After all, Prime membership includes two-day free shipping on most purchases at Amazon, and consumers expect to be able to buy nearly everything they need via the site, which is known to have competitive prices on most every item under the sun. So it’s understandable why people stop shopping around and handle the majority of their purchases at Amazon once they’re signed up with Prime.
That said, the new CIRP study shows that the growth of Prime membership is actually slowing down. Membership numbers increased 35% in December 2015, compared with 54% growth during the same month in 2014. Prime member spending appears to have decreased as well, with the average subscriber dropping $1,100 per year at the site, versus $600 annually for nonmembers.
The numbers may at first look like bad signs for Amazon, but in fact they’re indications that Amazon, and Prime, are commanding even more dominance in the retail world. The slowdown in Prime growth in December occurred largely because membership ranks had already skyrocketed during 2015, in particularly for the July Amazon Prime Day. The overhyped “summertime Black Friday” may have been bashed relentlessly in social media, but Amazon says it was incredibly successful in generating sales—and in getting people to sign up for Prime subscriptions.
Read next: Amazon Prime Should Come with a Warning

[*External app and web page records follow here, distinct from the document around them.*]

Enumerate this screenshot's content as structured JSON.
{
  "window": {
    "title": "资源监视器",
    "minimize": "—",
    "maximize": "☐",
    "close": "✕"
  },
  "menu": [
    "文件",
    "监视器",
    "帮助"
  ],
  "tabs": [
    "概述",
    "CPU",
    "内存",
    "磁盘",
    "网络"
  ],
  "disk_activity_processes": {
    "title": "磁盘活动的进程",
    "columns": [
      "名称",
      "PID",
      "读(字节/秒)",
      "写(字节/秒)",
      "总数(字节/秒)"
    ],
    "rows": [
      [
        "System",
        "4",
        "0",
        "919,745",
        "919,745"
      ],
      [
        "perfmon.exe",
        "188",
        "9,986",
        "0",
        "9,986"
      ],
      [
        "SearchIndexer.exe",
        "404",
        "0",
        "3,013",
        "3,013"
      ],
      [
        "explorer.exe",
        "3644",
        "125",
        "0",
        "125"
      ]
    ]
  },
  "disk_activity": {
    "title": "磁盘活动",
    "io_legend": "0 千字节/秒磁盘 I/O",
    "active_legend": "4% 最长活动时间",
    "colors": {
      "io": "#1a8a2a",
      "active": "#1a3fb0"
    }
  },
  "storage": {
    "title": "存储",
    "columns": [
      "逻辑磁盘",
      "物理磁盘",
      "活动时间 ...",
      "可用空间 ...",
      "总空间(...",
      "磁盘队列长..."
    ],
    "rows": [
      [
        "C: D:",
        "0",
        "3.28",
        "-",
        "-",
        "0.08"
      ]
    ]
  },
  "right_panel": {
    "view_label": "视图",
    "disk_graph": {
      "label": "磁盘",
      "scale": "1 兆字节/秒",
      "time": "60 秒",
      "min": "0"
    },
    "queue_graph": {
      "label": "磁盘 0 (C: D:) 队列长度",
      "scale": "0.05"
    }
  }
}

What’s more, a slowdown in Prime growth (and average Prime member spending) is fully expected as the service expands beyond a core wealthy base to lower-income consumers. “While Amazon Prime continues to grow nicely, growth slowed somewhat compared to earlier periods,” Mike Levin, partner and cofounder of CIRP, said in a press release for the new study. “We expect this, as the program matures in the U.S.”